RECOVERY FROM STEADY-STATE SPINS
To recover the aircraft from a spin, you need to do two things:
1. Reduce the yaw rate
2. Reduce the angle of attack
Reducing the yaw rate involves a number of factors. Principal among these factors are mass distribution,
which is by far the most important single factor, and tail design. You can usually use these two engineering
characteristics to predict the controls required for recovery and whether the aircraft has satisfactory
As explained earlier, mass distribution significantly affects the spin characteristics of an aircraft. A fuse-
lage-loaded aircraft will spin in a flatter attitude, with yaw much more predominant than roll. In these
aircraft, rudder authority may not be sufficient to reduce the yaw rate enough to affect recovery and usually
requires a lateral stick input.
Tail design, or the position of the horizontal stabilizer may disrupt airflow across the rudder, decreasing
rudder effectiveness in the spin. Figure 14 shows examples of the effect that tail design has on rudder
A parameter used to describe tail design is the tail damping power factor (TDPF) which is a measure of the
damping provided by the unshielded part of the rudder. Generally speaking, the higher the TDPF, the

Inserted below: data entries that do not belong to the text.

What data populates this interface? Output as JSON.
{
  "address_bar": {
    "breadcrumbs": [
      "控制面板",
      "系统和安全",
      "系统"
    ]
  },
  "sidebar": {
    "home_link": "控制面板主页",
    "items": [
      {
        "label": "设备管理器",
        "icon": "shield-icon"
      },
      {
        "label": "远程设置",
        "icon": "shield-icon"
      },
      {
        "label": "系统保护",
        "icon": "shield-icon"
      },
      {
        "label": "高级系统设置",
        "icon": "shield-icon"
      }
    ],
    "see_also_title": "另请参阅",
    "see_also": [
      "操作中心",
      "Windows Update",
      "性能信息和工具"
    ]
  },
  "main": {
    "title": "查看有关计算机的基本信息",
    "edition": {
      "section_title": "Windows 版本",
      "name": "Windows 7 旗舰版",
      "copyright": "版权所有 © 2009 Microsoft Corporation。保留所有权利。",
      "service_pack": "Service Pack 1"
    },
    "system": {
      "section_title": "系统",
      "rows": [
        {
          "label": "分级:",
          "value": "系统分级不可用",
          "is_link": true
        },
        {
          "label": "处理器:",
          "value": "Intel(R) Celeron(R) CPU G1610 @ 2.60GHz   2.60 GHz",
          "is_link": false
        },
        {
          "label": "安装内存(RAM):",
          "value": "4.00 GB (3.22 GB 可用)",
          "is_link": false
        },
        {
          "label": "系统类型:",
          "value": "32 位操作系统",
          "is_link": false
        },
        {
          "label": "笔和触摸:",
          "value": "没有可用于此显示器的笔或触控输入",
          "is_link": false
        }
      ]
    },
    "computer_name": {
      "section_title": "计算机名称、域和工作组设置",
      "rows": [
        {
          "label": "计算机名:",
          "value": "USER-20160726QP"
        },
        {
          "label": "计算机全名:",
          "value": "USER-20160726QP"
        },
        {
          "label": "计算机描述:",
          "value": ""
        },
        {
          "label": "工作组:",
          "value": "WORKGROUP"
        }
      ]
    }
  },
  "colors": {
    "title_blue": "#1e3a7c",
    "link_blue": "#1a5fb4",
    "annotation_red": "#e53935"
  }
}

more likely it is that the rudder will be an effective recovery control surface.